WHAT YOU WILL DO -> Repeat each record exactly as written, and drop any images.

----- DATASET EXTRACT

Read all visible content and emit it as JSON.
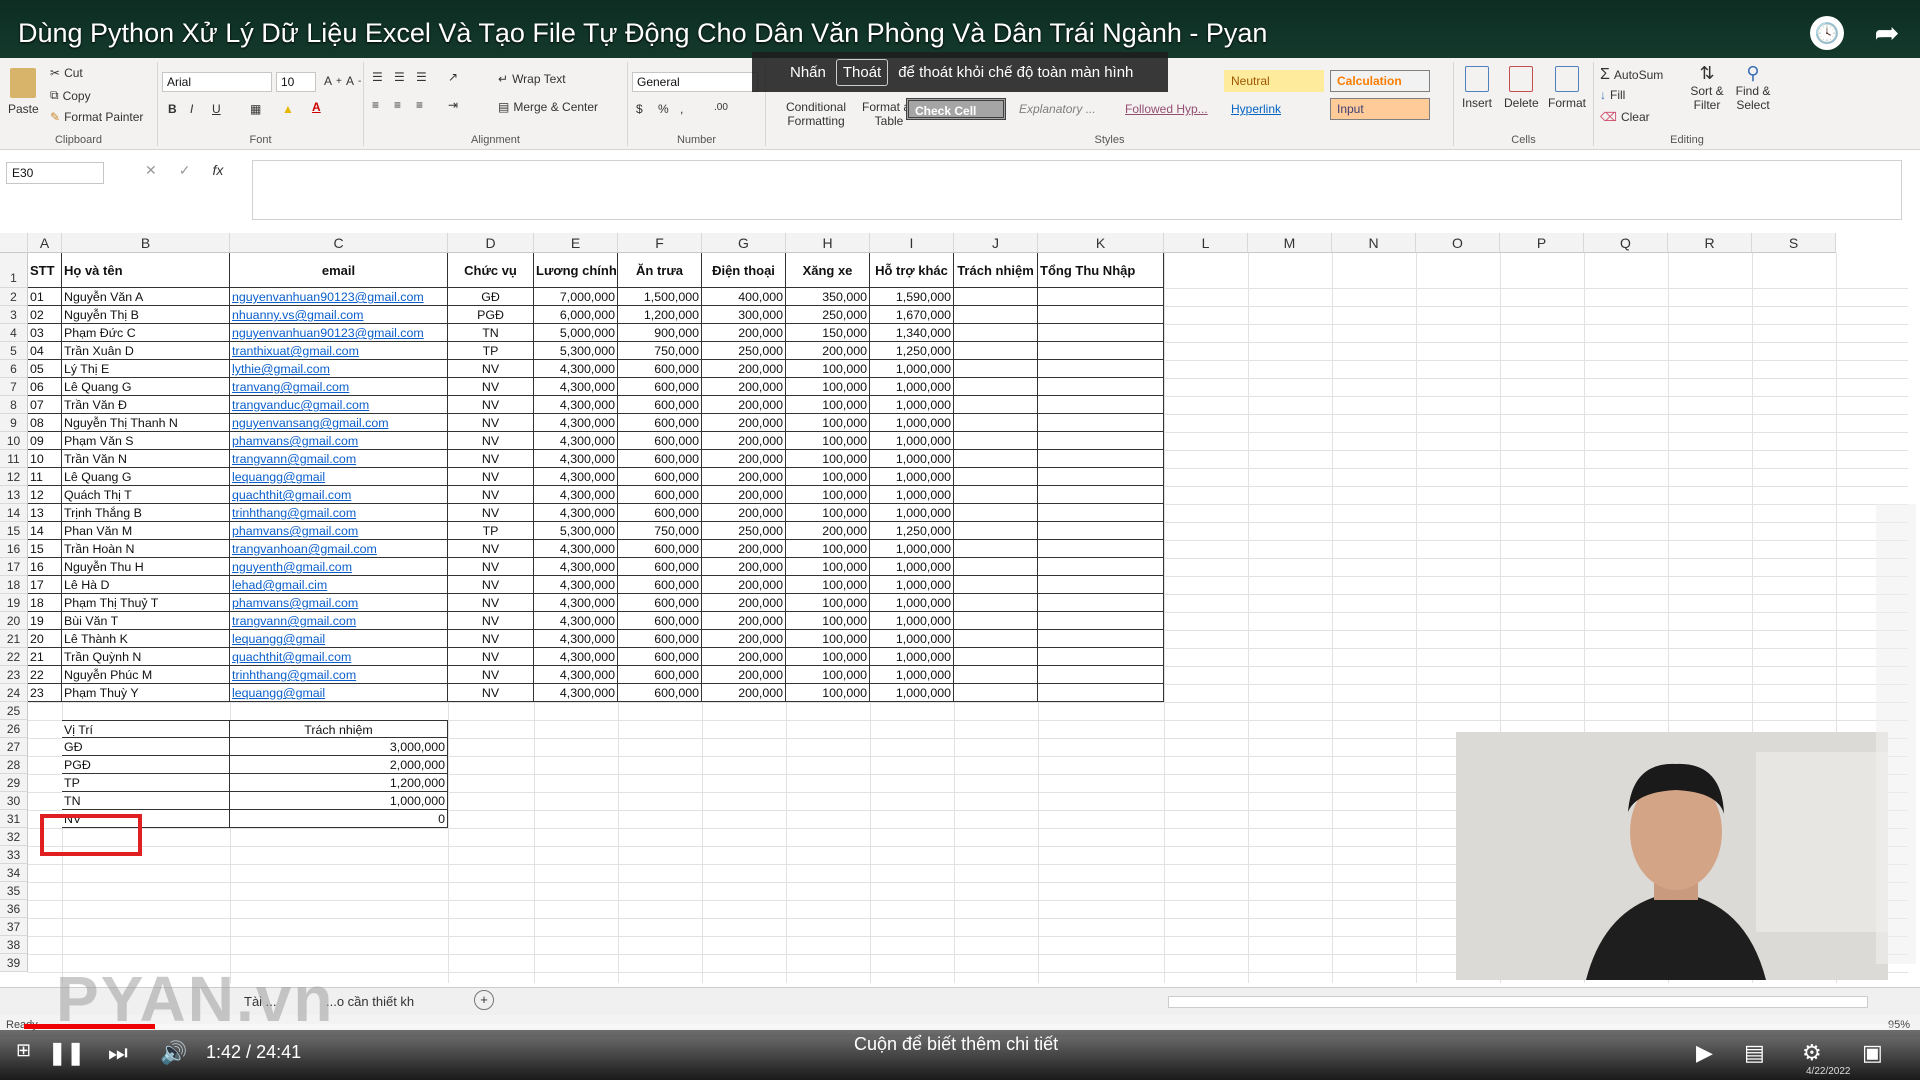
{
  "video": {
    "title": "Dùng Python Xử Lý Dữ Liệu Excel Và Tạo File Tự Động Cho Dân Văn Phòng Và Dân Trái Ngành - Pyan",
    "fullscreen_toast": {
      "pre": "Nhấn",
      "key": "Thoát",
      "post": "để thoát khỏi chế độ toàn màn hình"
    },
    "time_current": "1:42",
    "time_total": "24:41",
    "scroll_hint": "Cuộn để biết thêm chi tiết",
    "progress": 0.07,
    "watermark": "PYAN.vn"
  },
  "ribbon": {
    "clipboard": {
      "paste": "Paste",
      "cut": "Cut",
      "copy": "Copy",
      "format_painter": "Format Painter",
      "label": "Clipboard"
    },
    "font": {
      "family": "Arial",
      "size": "10",
      "label": "Font"
    },
    "alignment": {
      "wrap_text": "Wrap Text",
      "merge_center": "Merge & Center",
      "label": "Alignment"
    },
    "number": {
      "format": "General",
      "label": "Number"
    },
    "styles": {
      "conditional": "Conditional Formatting",
      "format_as_table": "Format as Table",
      "neutral": "Neutral",
      "calculation": "Calculation",
      "check_cell": "Check Cell",
      "explanatory": "Explanatory ...",
      "followed_hyp": "Followed Hyp...",
      "hyperlink": "Hyperlink",
      "input": "Input",
      "label": "Styles"
    },
    "cells": {
      "insert": "Insert",
      "delete": "Delete",
      "format": "Format",
      "label": "Cells"
    },
    "editing": {
      "autosum": "AutoSum",
      "fill": "Fill",
      "clear": "Clear",
      "sort": "Sort & Filter",
      "find": "Find & Select",
      "label": "Editing"
    }
  },
  "formula_bar": {
    "name_box": "E30",
    "fx": "fx"
  },
  "columns": [
    "A",
    "B",
    "C",
    "D",
    "E",
    "F",
    "G",
    "H",
    "I",
    "J",
    "K",
    "L",
    "M",
    "N",
    "O",
    "P",
    "Q",
    "R",
    "S"
  ],
  "headers": [
    "STT",
    "Họ và tên",
    "email",
    "Chức vụ",
    "Lương chính",
    "Ăn trưa",
    "Điện thoại",
    "Xăng xe",
    "Hỗ trợ khác",
    "Trách nhiệm",
    "Tổng Thu Nhập"
  ],
  "employees": [
    [
      "01",
      "Nguyễn Văn A",
      "nguyenvanhuan90123@gmail.com",
      "GĐ",
      "7,000,000",
      "1,500,000",
      "400,000",
      "350,000",
      "1,590,000"
    ],
    [
      "02",
      "Nguyễn Thị B",
      "nhuanny.vs@gmail.com",
      "PGĐ",
      "6,000,000",
      "1,200,000",
      "300,000",
      "250,000",
      "1,670,000"
    ],
    [
      "03",
      "Phạm Đức C",
      "nguyenvanhuan90123@gmail.com",
      "TN",
      "5,000,000",
      "900,000",
      "200,000",
      "150,000",
      "1,340,000"
    ],
    [
      "04",
      "Trần Xuân D",
      "tranthixuat@gmail.com",
      "TP",
      "5,300,000",
      "750,000",
      "250,000",
      "200,000",
      "1,250,000"
    ],
    [
      "05",
      "Lý Thị E",
      "lythie@gmail.com",
      "NV",
      "4,300,000",
      "600,000",
      "200,000",
      "100,000",
      "1,000,000"
    ],
    [
      "06",
      "Lê Quang G",
      "tranvang@gmail.com",
      "NV",
      "4,300,000",
      "600,000",
      "200,000",
      "100,000",
      "1,000,000"
    ],
    [
      "07",
      "Trần Văn Đ",
      "trangvanduc@gmail.com",
      "NV",
      "4,300,000",
      "600,000",
      "200,000",
      "100,000",
      "1,000,000"
    ],
    [
      "08",
      "Nguyễn Thị Thanh N",
      "nguyenvansang@gmail.com",
      "NV",
      "4,300,000",
      "600,000",
      "200,000",
      "100,000",
      "1,000,000"
    ],
    [
      "09",
      "Phạm Văn S",
      "phamvans@gmail.com",
      "NV",
      "4,300,000",
      "600,000",
      "200,000",
      "100,000",
      "1,000,000"
    ],
    [
      "10",
      "Trần Văn N",
      "trangvann@gmail.com",
      "NV",
      "4,300,000",
      "600,000",
      "200,000",
      "100,000",
      "1,000,000"
    ],
    [
      "11",
      "Lê Quang G",
      "lequangg@gmail",
      "NV",
      "4,300,000",
      "600,000",
      "200,000",
      "100,000",
      "1,000,000"
    ],
    [
      "12",
      "Quách Thị T",
      "quachthit@gmail.com",
      "NV",
      "4,300,000",
      "600,000",
      "200,000",
      "100,000",
      "1,000,000"
    ],
    [
      "13",
      "Trịnh Thắng B",
      "trinhthang@gmail.com",
      "NV",
      "4,300,000",
      "600,000",
      "200,000",
      "100,000",
      "1,000,000"
    ],
    [
      "14",
      "Phan Văn M",
      "phamvans@gmail.com",
      "TP",
      "5,300,000",
      "750,000",
      "250,000",
      "200,000",
      "1,250,000"
    ],
    [
      "15",
      "Trần Hoàn N",
      "trangvanhoan@gmail.com",
      "NV",
      "4,300,000",
      "600,000",
      "200,000",
      "100,000",
      "1,000,000"
    ],
    [
      "16",
      "Nguyễn Thu H",
      "nguyenth@gmail.com",
      "NV",
      "4,300,000",
      "600,000",
      "200,000",
      "100,000",
      "1,000,000"
    ],
    [
      "17",
      "Lê Hà D",
      "lehad@gmail.cim",
      "NV",
      "4,300,000",
      "600,000",
      "200,000",
      "100,000",
      "1,000,000"
    ],
    [
      "18",
      "Phạm Thị Thuỷ T",
      "phamvans@gmail.com",
      "NV",
      "4,300,000",
      "600,000",
      "200,000",
      "100,000",
      "1,000,000"
    ],
    [
      "19",
      "Bùi Văn T",
      "trangvann@gmail.com",
      "NV",
      "4,300,000",
      "600,000",
      "200,000",
      "100,000",
      "1,000,000"
    ],
    [
      "20",
      "Lê Thành K",
      "lequangg@gmail",
      "NV",
      "4,300,000",
      "600,000",
      "200,000",
      "100,000",
      "1,000,000"
    ],
    [
      "21",
      "Trần Quỳnh N",
      "quachthit@gmail.com",
      "NV",
      "4,300,000",
      "600,000",
      "200,000",
      "100,000",
      "1,000,000"
    ],
    [
      "22",
      "Nguyễn Phúc M",
      "trinhthang@gmail.com",
      "NV",
      "4,300,000",
      "600,000",
      "200,000",
      "100,000",
      "1,000,000"
    ],
    [
      "23",
      "Phạm Thuỳ Y",
      "lequangg@gmail",
      "NV",
      "4,300,000",
      "600,000",
      "200,000",
      "100,000",
      "1,000,000"
    ]
  ],
  "lookup": {
    "headers": [
      "Vị Trí",
      "Trách nhiệm"
    ],
    "rows": [
      [
        "GĐ",
        "3,000,000"
      ],
      [
        "PGĐ",
        "2,000,000"
      ],
      [
        "TP",
        "1,200,000"
      ],
      [
        "TN",
        "1,000,000"
      ],
      [
        "NV",
        "0"
      ]
    ]
  },
  "sheet_tabs": [
    "Tài ...",
    "...o cần thiết kh"
  ],
  "status": {
    "ready": "Ready",
    "zoom": "95%"
  },
  "taskbar_date": "4/22/2022"
}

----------

RESULT BELOW ->
Read all visible content and emit it as JSON.
{
  "video": {
    "title": "Dùng Python Xử Lý Dữ Liệu Excel Và Tạo File Tự Động Cho Dân Văn Phòng Và Dân Trái Ngành - Pyan",
    "fullscreen_toast": {
      "pre": "Nhấn",
      "key": "Thoát",
      "post": "để thoát khỏi chế độ toàn màn hình"
    },
    "time_current": "1:42",
    "time_total": "24:41",
    "scroll_hint": "Cuộn để biết thêm chi tiết",
    "progress": 0.07,
    "watermark": "PYAN.vn"
  },
  "ribbon": {
    "clipboard": {
      "paste": "Paste",
      "cut": "Cut",
      "copy": "Copy",
      "format_painter": "Format Painter",
      "label": "Clipboard"
    },
    "font": {
      "family": "Arial",
      "size": "10",
      "label": "Font"
    },
    "alignment": {
      "wrap_text": "Wrap Text",
      "merge_center": "Merge & Center",
      "label": "Alignment"
    },
    "number": {
      "format": "General",
      "label": "Number"
    },
    "styles": {
      "conditional": "Conditional Formatting",
      "format_as_table": "Format as Table",
      "neutral": "Neutral",
      "calculation": "Calculation",
      "check_cell": "Check Cell",
      "explanatory": "Explanatory ...",
      "followed_hyp": "Followed Hyp...",
      "hyperlink": "Hyperlink",
      "input": "Input",
      "label": "Styles"
    },
    "cells": {
      "insert": "Insert",
      "delete": "Delete",
      "format": "Format",
      "label": "Cells"
    },
    "editing": {
      "autosum": "AutoSum",
      "fill": "Fill",
      "clear": "Clear",
      "sort": "Sort & Filter",
      "find": "Find & Select",
      "label": "Editing"
    }
  },
  "formula_bar": {
    "name_box": "E30",
    "fx": "fx"
  },
  "columns": [
    "A",
    "B",
    "C",
    "D",
    "E",
    "F",
    "G",
    "H",
    "I",
    "J",
    "K",
    "L",
    "M",
    "N",
    "O",
    "P",
    "Q",
    "R",
    "S"
  ],
  "headers": [
    "STT",
    "Họ và tên",
    "email",
    "Chức vụ",
    "Lương chính",
    "Ăn trưa",
    "Điện thoại",
    "Xăng xe",
    "Hỗ trợ khác",
    "Trách nhiệm",
    "Tổng Thu Nhập"
  ],
  "employees": [
    [
      "01",
      "Nguyễn Văn A",
      "nguyenvanhuan90123@gmail.com",
      "GĐ",
      "7,000,000",
      "1,500,000",
      "400,000",
      "350,000",
      "1,590,000"
    ],
    [
      "02",
      "Nguyễn Thị B",
      "nhuanny.vs@gmail.com",
      "PGĐ",
      "6,000,000",
      "1,200,000",
      "300,000",
      "250,000",
      "1,670,000"
    ],
    [
      "03",
      "Phạm Đức C",
      "nguyenvanhuan90123@gmail.com",
      "TN",
      "5,000,000",
      "900,000",
      "200,000",
      "150,000",
      "1,340,000"
    ],
    [
      "04",
      "Trần Xuân D",
      "tranthixuat@gmail.com",
      "TP",
      "5,300,000",
      "750,000",
      "250,000",
      "200,000",
      "1,250,000"
    ],
    [
      "05",
      "Lý Thị E",
      "lythie@gmail.com",
      "NV",
      "4,300,000",
      "600,000",
      "200,000",
      "100,000",
      "1,000,000"
    ],
    [
      "06",
      "Lê Quang G",
      "tranvang@gmail.com",
      "NV",
      "4,300,000",
      "600,000",
      "200,000",
      "100,000",
      "1,000,000"
    ],
    [
      "07",
      "Trần Văn Đ",
      "trangvanduc@gmail.com",
      "NV",
      "4,300,000",
      "600,000",
      "200,000",
      "100,000",
      "1,000,000"
    ],
    [
      "08",
      "Nguyễn Thị Thanh N",
      "nguyenvansang@gmail.com",
      "NV",
      "4,300,000",
      "600,000",
      "200,000",
      "100,000",
      "1,000,000"
    ],
    [
      "09",
      "Phạm Văn S",
      "phamvans@gmail.com",
      "NV",
      "4,300,000",
      "600,000",
      "200,000",
      "100,000",
      "1,000,000"
    ],
    [
      "10",
      "Trần Văn N",
      "trangvann@gmail.com",
      "NV",
      "4,300,000",
      "600,000",
      "200,000",
      "100,000",
      "1,000,000"
    ],
    [
      "11",
      "Lê Quang G",
      "lequangg@gmail",
      "NV",
      "4,300,000",
      "600,000",
      "200,000",
      "100,000",
      "1,000,000"
    ],
    [
      "12",
      "Quách Thị T",
      "quachthit@gmail.com",
      "NV",
      "4,300,000",
      "600,000",
      "200,000",
      "100,000",
      "1,000,000"
    ],
    [
      "13",
      "Trịnh Thắng B",
      "trinhthang@gmail.com",
      "NV",
      "4,300,000",
      "600,000",
      "200,000",
      "100,000",
      "1,000,000"
    ],
    [
      "14",
      "Phan Văn M",
      "phamvans@gmail.com",
      "TP",
      "5,300,000",
      "750,000",
      "250,000",
      "200,000",
      "1,250,000"
    ],
    [
      "15",
      "Trần Hoàn N",
      "trangvanhoan@gmail.com",
      "NV",
      "4,300,000",
      "600,000",
      "200,000",
      "100,000",
      "1,000,000"
    ],
    [
      "16",
      "Nguyễn Thu H",
      "nguyenth@gmail.com",
      "NV",
      "4,300,000",
      "600,000",
      "200,000",
      "100,000",
      "1,000,000"
    ],
    [
      "17",
      "Lê Hà D",
      "lehad@gmail.cim",
      "NV",
      "4,300,000",
      "600,000",
      "200,000",
      "100,000",
      "1,000,000"
    ],
    [
      "18",
      "Phạm Thị Thuỷ T",
      "phamvans@gmail.com",
      "NV",
      "4,300,000",
      "600,000",
      "200,000",
      "100,000",
      "1,000,000"
    ],
    [
      "19",
      "Bùi Văn T",
      "trangvann@gmail.com",
      "NV",
      "4,300,000",
      "600,000",
      "200,000",
      "100,000",
      "1,000,000"
    ],
    [
      "20",
      "Lê Thành K",
      "lequangg@gmail",
      "NV",
      "4,300,000",
      "600,000",
      "200,000",
      "100,000",
      "1,000,000"
    ],
    [
      "21",
      "Trần Quỳnh N",
      "quachthit@gmail.com",
      "NV",
      "4,300,000",
      "600,000",
      "200,000",
      "100,000",
      "1,000,000"
    ],
    [
      "22",
      "Nguyễn Phúc M",
      "trinhthang@gmail.com",
      "NV",
      "4,300,000",
      "600,000",
      "200,000",
      "100,000",
      "1,000,000"
    ],
    [
      "23",
      "Phạm Thuỳ Y",
      "lequangg@gmail",
      "NV",
      "4,300,000",
      "600,000",
      "200,000",
      "100,000",
      "1,000,000"
    ]
  ],
  "lookup": {
    "headers": [
      "Vị Trí",
      "Trách nhiệm"
    ],
    "rows": [
      [
        "GĐ",
        "3,000,000"
      ],
      [
        "PGĐ",
        "2,000,000"
      ],
      [
        "TP",
        "1,200,000"
      ],
      [
        "TN",
        "1,000,000"
      ],
      [
        "NV",
        "0"
      ]
    ]
  },
  "sheet_tabs": [
    "Tài ...",
    "...o cần thiết kh"
  ],
  "status": {
    "ready": "Ready",
    "zoom": "95%"
  },
  "taskbar_date": "4/22/2022"
}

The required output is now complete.